Mac stoked up the oven. "Money talks with Bee."
She paused, dough in her hands. "You pay Bee?"
She laughed. "That rat. I pay Bee."
He slid another tray into the oven. "You pay Bee to work. I pay Bee to keep you company."
Kess shook her head. "I can't allow you to be out of pocket for this."
But he shook his head. "I'm not. Ash gave me a special stipend. Because I'm not earning while I'm here. But it's important to him that I stay. You know... I mean, you and Ash... I mean, he thinks..." He trailed off, face fiery.
Amused, she took pity on him. "Indeed. You've been a great help to me."
They worked in companionable silence for a while. Then, Mac said, "I think I understand."
She handed him the last tray. "Understand what?"
He closed the oven, busied himself tidying. "Understand how it works. All of it. Ash, the Canes. The Haps. Johns."
All at once Kess gave him her full attention. It was always important to handle this part carefully. "Yes?"
His voice wasn't diffident, but considering. As if picking its way over a rocky riverbed, where a ducking might be the least of the consequences. "I mean, Canes know the rules. And Haps have their own rules. And we all talk about being ready to square off, all the time. But these past few weeks, here, I've noticed there's no fighting."
She dried her hands, put down the towel so she wouldn't fuss with it.
Emboldened, or at least rea.s.sured by her silence, he went on. "It makes sense, in a way. But it wouldn't work at all if there wasn't a place to rest. One sanctuary, where everyone is safe. The Angel's Kitchen."
She said, "I'm no angel."
He grinned. "No, I don't think so. My guess is Ash named the place. Probably as a joke."

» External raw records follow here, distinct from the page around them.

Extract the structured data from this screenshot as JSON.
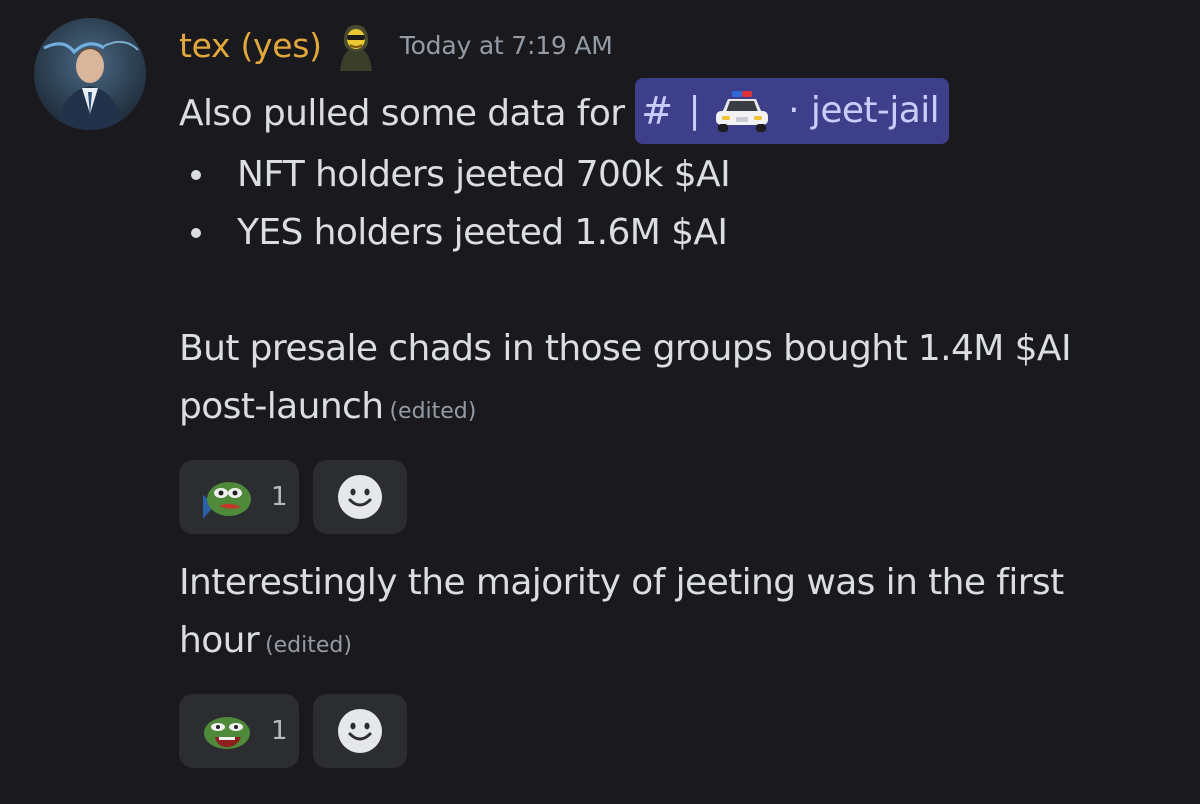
{
  "message": {
    "username": "tex (yes)",
    "timestamp": "Today at 7:19 AM",
    "line1_prefix": "Also pulled some data for ",
    "channel_mention": {
      "hash": "#",
      "separator": "|",
      "dot": "·",
      "name": "jeet-jail"
    },
    "bullets": [
      "NFT holders jeeted 700k $AI",
      "YES holders jeeted 1.6M $AI"
    ],
    "paragraph_line1": "But presale chads in those groups bought 1.4M $AI",
    "paragraph_line2": "post-launch",
    "edited_label": "(edited)"
  },
  "reactions_1": {
    "count": "1"
  },
  "message2": {
    "line1": "Interestingly the majority of jeeting was in the first",
    "line2": "hour",
    "edited_label": "(edited)"
  },
  "reactions_2": {
    "count": "1"
  },
  "colors": {
    "background": "#1a1a1e",
    "username": "#e3a83b",
    "mention_bg": "#3d3f8a",
    "reaction_bg": "#2b2d31"
  }
}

That was, of course, correct. "Was it the Silesian Histories that tipped you?"
He looked impressed. "Is that what I'm reading? No wonder it's so interesting. I mean, yes, there's a hint of the idea in it, but mostly it was the frontispiece." She must have looked uncomprehending. "You wrote your name it. Kessily Kehnap. Cane-Hap. It just got me thinking."